Nothing but the text of the listing, repeated exactly, belongs in the answer; leave the images out.

§ **DATA FOR THE TASK**:
==================================================

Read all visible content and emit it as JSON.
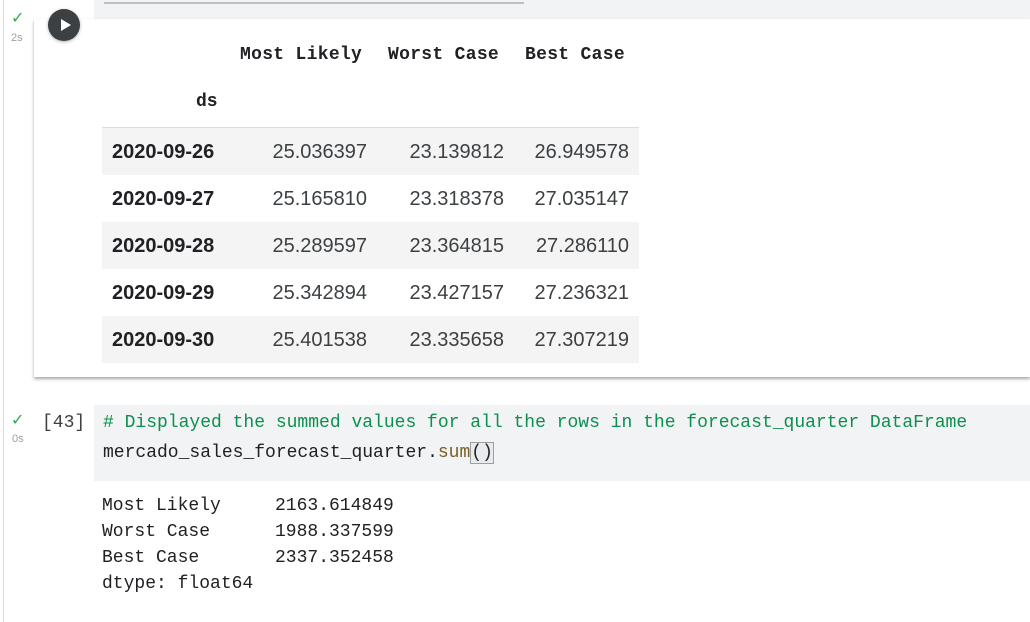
{
  "cell1": {
    "status_icon": "check-icon",
    "status_color": "#34a853",
    "exec_time": "2s",
    "run_icon": "play-icon",
    "dataframe": {
      "columns": [
        "Most Likely",
        "Worst Case",
        "Best Case"
      ],
      "index_name": "ds",
      "rows": [
        {
          "ds": "2020-09-26",
          "most_likely": "25.036397",
          "worst_case": "23.139812",
          "best_case": "26.949578"
        },
        {
          "ds": "2020-09-27",
          "most_likely": "25.165810",
          "worst_case": "23.318378",
          "best_case": "27.035147"
        },
        {
          "ds": "2020-09-28",
          "most_likely": "25.289597",
          "worst_case": "23.364815",
          "best_case": "27.286110"
        },
        {
          "ds": "2020-09-29",
          "most_likely": "25.342894",
          "worst_case": "23.427157",
          "best_case": "27.236321"
        },
        {
          "ds": "2020-09-30",
          "most_likely": "25.401538",
          "worst_case": "23.335658",
          "best_case": "27.307219"
        }
      ]
    }
  },
  "cell2": {
    "status_icon": "check-icon",
    "exec_time": "0s",
    "exec_count": "[43]",
    "code": {
      "comment": "# Displayed the summed values for all the rows in the forecast_quarter DataFrame",
      "object": "mercado_sales_forecast_quarter",
      "dot": ".",
      "method": "sum",
      "parens": "()"
    },
    "output": [
      {
        "label": "Most Likely",
        "value": "2163.614849"
      },
      {
        "label": "Worst Case",
        "value": "1988.337599"
      },
      {
        "label": "Best Case",
        "value": "2337.352458"
      }
    ],
    "dtype_line": "dtype: float64"
  }
}
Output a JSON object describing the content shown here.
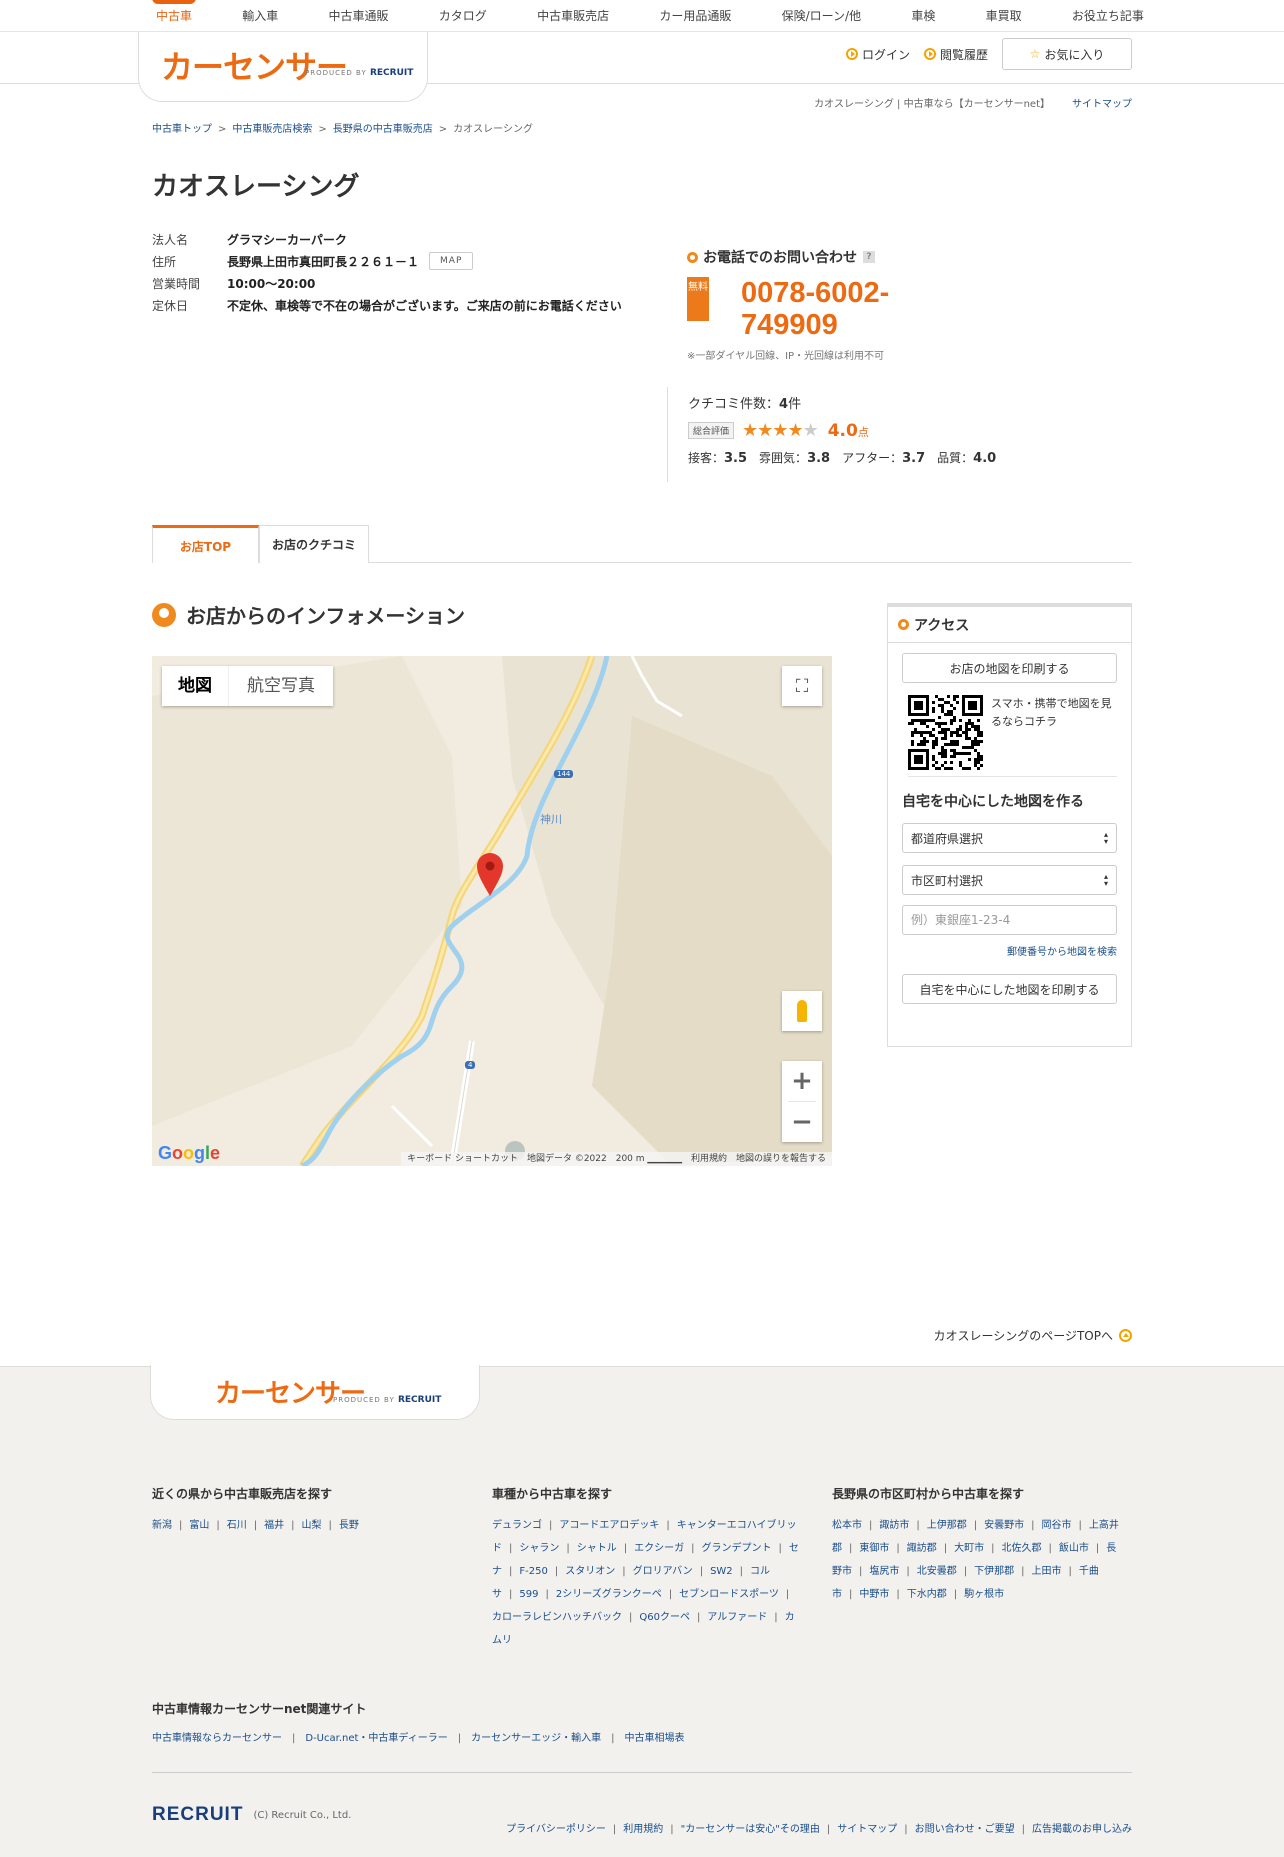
{
  "global_nav": [
    "中古車",
    "輸入車",
    "中古車通販",
    "カタログ",
    "中古車販売店",
    "カー用品通販",
    "保険/ローン/他",
    "車検",
    "車買取",
    "お役立ち記事"
  ],
  "header": {
    "logo": "カーセンサー",
    "produced_by": "PRODUCED BY",
    "recruit": "RECRUIT",
    "login": "ログイン",
    "history": "閲覧履歴",
    "favorites": "お気に入り",
    "meta_text": "カオスレーシング | 中古車なら【カーセンサーnet】",
    "sitemap": "サイトマップ"
  },
  "breadcrumb": [
    "中古車トップ",
    "中古車販売店検索",
    "長野県の中古車販売店",
    "カオスレーシング"
  ],
  "shop": {
    "name": "カオスレーシング",
    "corp_label": "法人名",
    "corp": "グラマシーカーパーク",
    "addr_label": "住所",
    "addr": "長野県上田市真田町長２２６１－１",
    "map_btn": "MAP",
    "hours_label": "営業時間",
    "hours": "10:00～20:00",
    "holiday_label": "定休日",
    "holiday": "不定休、車検等で不在の場合がございます。ご来店の前にお電話ください"
  },
  "tel": {
    "heading": "お電話でのお問い合わせ",
    "help": "?",
    "free": "無料",
    "number_1": "0078-6002-",
    "number_2": "749909",
    "note": "※一部ダイヤル回線、IP・光回線は利用不可"
  },
  "review": {
    "count_label": "クチコミ件数：",
    "count": "4",
    "count_unit": "件",
    "total_badge": "総合評価",
    "rating": 4.0,
    "score": "4.0",
    "score_unit": "点",
    "sub1_label": "接客：",
    "sub1": "3.5",
    "sub2_label": "雰囲気：",
    "sub2": "3.8",
    "sub3_label": "アフター：",
    "sub3": "3.7",
    "sub4_label": "品質：",
    "sub4": "4.0"
  },
  "tabs": [
    "お店TOP",
    "お店のクチコミ"
  ],
  "info_heading": "お店からのインフォメーション",
  "map": {
    "type_map": "地図",
    "type_satellite": "航空写真",
    "river_label": "神川",
    "road1": "144",
    "road2": "4",
    "google": "Google",
    "attribution": "キーボード ショートカット　地図データ ©2022　200 m ▁▁▁▁▁　利用規約　地図の誤りを報告する"
  },
  "access": {
    "heading": "アクセス",
    "print_btn": "お店の地図を印刷する",
    "qr_text": "スマホ・携帯で地図を見るならコチラ",
    "home_heading": "自宅を中心にした地図を作る",
    "pref_select": "都道府県選択",
    "city_select": "市区町村選択",
    "addr_placeholder": "例）東銀座1-23-4",
    "zip_link": "郵便番号から地図を検索",
    "home_print_btn": "自宅を中心にした地図を印刷する"
  },
  "page_top": "カオスレーシングのページTOPへ",
  "footer": {
    "logo": "カーセンサー",
    "produced_by": "PRODUCED BY",
    "recruit": "RECRUIT",
    "col1_title": "近くの県から中古車販売店を探す",
    "col1_links": [
      "新潟",
      "富山",
      "石川",
      "福井",
      "山梨",
      "長野"
    ],
    "col2_title": "車種から中古車を探す",
    "col2_links": [
      "デュランゴ",
      "アコードエアロデッキ",
      "キャンターエコハイブリッド",
      "シャラン",
      "シャトル",
      "エクシーガ",
      "グランデプント",
      "セナ",
      "F-250",
      "スタリオン",
      "グロリアバン",
      "SW2",
      "コルサ",
      "599",
      "2シリーズグランクーペ",
      "セブンロードスポーツ",
      "カローラレビンハッチバック",
      "Q60クーペ",
      "アルファード",
      "カムリ"
    ],
    "col3_title": "長野県の市区町村から中古車を探す",
    "col3_links": [
      "松本市",
      "諏訪市",
      "上伊那郡",
      "安曇野市",
      "岡谷市",
      "上高井郡",
      "東御市",
      "諏訪郡",
      "大町市",
      "北佐久郡",
      "飯山市",
      "長野市",
      "塩尻市",
      "北安曇郡",
      "下伊那郡",
      "上田市",
      "千曲市",
      "中野市",
      "下水内郡",
      "駒ヶ根市"
    ],
    "related_title": "中古車情報カーセンサーnet関連サイト",
    "related_links": [
      "中古車情報ならカーセンサー",
      "D-Ucar.net・中古車ディーラー",
      "カーセンサーエッジ・輸入車",
      "中古車相場表"
    ],
    "recruit_logo": "RECRUIT",
    "copyright": "(C) Recruit Co., Ltd.",
    "bottom_links": [
      "プライバシーポリシー",
      "利用規約",
      "\"カーセンサーは安心\"その理由",
      "サイトマップ",
      "お問い合わせ・ご要望",
      "広告掲載のお申し込み"
    ]
  }
}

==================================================

§ **RESULT FOR THIS EXERCISE**:
Read all visible content and emit it as JSON.
{
  "cell1": {
    "status_icon": "check-icon",
    "status_color": "#34a853",
    "exec_time": "2s",
    "run_icon": "play-icon",
    "dataframe": {
      "columns": [
        "Most Likely",
        "Worst Case",
        "Best Case"
      ],
      "index_name": "ds",
      "rows": [
        {
          "ds": "2020-09-26",
          "most_likely": "25.036397",
          "worst_case": "23.139812",
          "best_case": "26.949578"
        },
        {
          "ds": "2020-09-27",
          "most_likely": "25.165810",
          "worst_case": "23.318378",
          "best_case": "27.035147"
        },
        {
          "ds": "2020-09-28",
          "most_likely": "25.289597",
          "worst_case": "23.364815",
          "best_case": "27.286110"
        },
        {
          "ds": "2020-09-29",
          "most_likely": "25.342894",
          "worst_case": "23.427157",
          "best_case": "27.236321"
        },
        {
          "ds": "2020-09-30",
          "most_likely": "25.401538",
          "worst_case": "23.335658",
          "best_case": "27.307219"
        }
      ]
    }
  },
  "cell2": {
    "status_icon": "check-icon",
    "exec_time": "0s",
    "exec_count": "[43]",
    "code": {
      "comment": "# Displayed the summed values for all the rows in the forecast_quarter DataFrame",
      "object": "mercado_sales_forecast_quarter",
      "dot": ".",
      "method": "sum",
      "parens": "()"
    },
    "output": [
      {
        "label": "Most Likely",
        "value": "2163.614849"
      },
      {
        "label": "Worst Case",
        "value": "1988.337599"
      },
      {
        "label": "Best Case",
        "value": "2337.352458"
      }
    ],
    "dtype_line": "dtype: float64"
  }
}
Output a JSON object describing the content shown here.
{
  "global_nav": [
    "中古車",
    "輸入車",
    "中古車通販",
    "カタログ",
    "中古車販売店",
    "カー用品通販",
    "保険/ローン/他",
    "車検",
    "車買取",
    "お役立ち記事"
  ],
  "header": {
    "logo": "カーセンサー",
    "produced_by": "PRODUCED BY",
    "recruit": "RECRUIT",
    "login": "ログイン",
    "history": "閲覧履歴",
    "favorites": "お気に入り",
    "meta_text": "カオスレーシング | 中古車なら【カーセンサーnet】",
    "sitemap": "サイトマップ"
  },
  "breadcrumb": [
    "中古車トップ",
    "中古車販売店検索",
    "長野県の中古車販売店",
    "カオスレーシング"
  ],
  "shop": {
    "name": "カオスレーシング",
    "corp_label": "法人名",
    "corp": "グラマシーカーパーク",
    "addr_label": "住所",
    "addr": "長野県上田市真田町長２２６１－１",
    "map_btn": "MAP",
    "hours_label": "営業時間",
    "hours": "10:00～20:00",
    "holiday_label": "定休日",
    "holiday": "不定休、車検等で不在の場合がございます。ご来店の前にお電話ください"
  },
  "tel": {
    "heading": "お電話でのお問い合わせ",
    "help": "?",
    "free": "無料",
    "number_1": "0078-6002-",
    "number_2": "749909",
    "note": "※一部ダイヤル回線、IP・光回線は利用不可"
  },
  "review": {
    "count_label": "クチコミ件数：",
    "count": "4",
    "count_unit": "件",
    "total_badge": "総合評価",
    "rating": 4.0,
    "score": "4.0",
    "score_unit": "点",
    "sub1_label": "接客：",
    "sub1": "3.5",
    "sub2_label": "雰囲気：",
    "sub2": "3.8",
    "sub3_label": "アフター：",
    "sub3": "3.7",
    "sub4_label": "品質：",
    "sub4": "4.0"
  },
  "tabs": [
    "お店TOP",
    "お店のクチコミ"
  ],
  "info_heading": "お店からのインフォメーション",
  "map": {
    "type_map": "地図",
    "type_satellite": "航空写真",
    "river_label": "神川",
    "road1": "144",
    "road2": "4",
    "google": "Google",
    "attribution": "キーボード ショートカット　地図データ ©2022　200 m ▁▁▁▁▁　利用規約　地図の誤りを報告する"
  },
  "access": {
    "heading": "アクセス",
    "print_btn": "お店の地図を印刷する",
    "qr_text": "スマホ・携帯で地図を見るならコチラ",
    "home_heading": "自宅を中心にした地図を作る",
    "pref_select": "都道府県選択",
    "city_select": "市区町村選択",
    "addr_placeholder": "例）東銀座1-23-4",
    "zip_link": "郵便番号から地図を検索",
    "home_print_btn": "自宅を中心にした地図を印刷する"
  },
  "page_top": "カオスレーシングのページTOPへ",
  "footer": {
    "logo": "カーセンサー",
    "produced_by": "PRODUCED BY",
    "recruit": "RECRUIT",
    "col1_title": "近くの県から中古車販売店を探す",
    "col1_links": [
      "新潟",
      "富山",
      "石川",
      "福井",
      "山梨",
      "長野"
    ],
    "col2_title": "車種から中古車を探す",
    "col2_links": [
      "デュランゴ",
      "アコードエアロデッキ",
      "キャンターエコハイブリッド",
      "シャラン",
      "シャトル",
      "エクシーガ",
      "グランデプント",
      "セナ",
      "F-250",
      "スタリオン",
      "グロリアバン",
      "SW2",
      "コルサ",
      "599",
      "2シリーズグランクーペ",
      "セブンロードスポーツ",
      "カローラレビンハッチバック",
      "Q60クーペ",
      "アルファード",
      "カムリ"
    ],
    "col3_title": "長野県の市区町村から中古車を探す",
    "col3_links": [
      "松本市",
      "諏訪市",
      "上伊那郡",
      "安曇野市",
      "岡谷市",
      "上高井郡",
      "東御市",
      "諏訪郡",
      "大町市",
      "北佐久郡",
      "飯山市",
      "長野市",
      "塩尻市",
      "北安曇郡",
      "下伊那郡",
      "上田市",
      "千曲市",
      "中野市",
      "下水内郡",
      "駒ヶ根市"
    ],
    "related_title": "中古車情報カーセンサーnet関連サイト",
    "related_links": [
      "中古車情報ならカーセンサー",
      "D-Ucar.net・中古車ディーラー",
      "カーセンサーエッジ・輸入車",
      "中古車相場表"
    ],
    "recruit_logo": "RECRUIT",
    "copyright": "(C) Recruit Co., Ltd.",
    "bottom_links": [
      "プライバシーポリシー",
      "利用規約",
      "\"カーセンサーは安心\"その理由",
      "サイトマップ",
      "お問い合わせ・ご要望",
      "広告掲載のお申し込み"
    ]
  }
}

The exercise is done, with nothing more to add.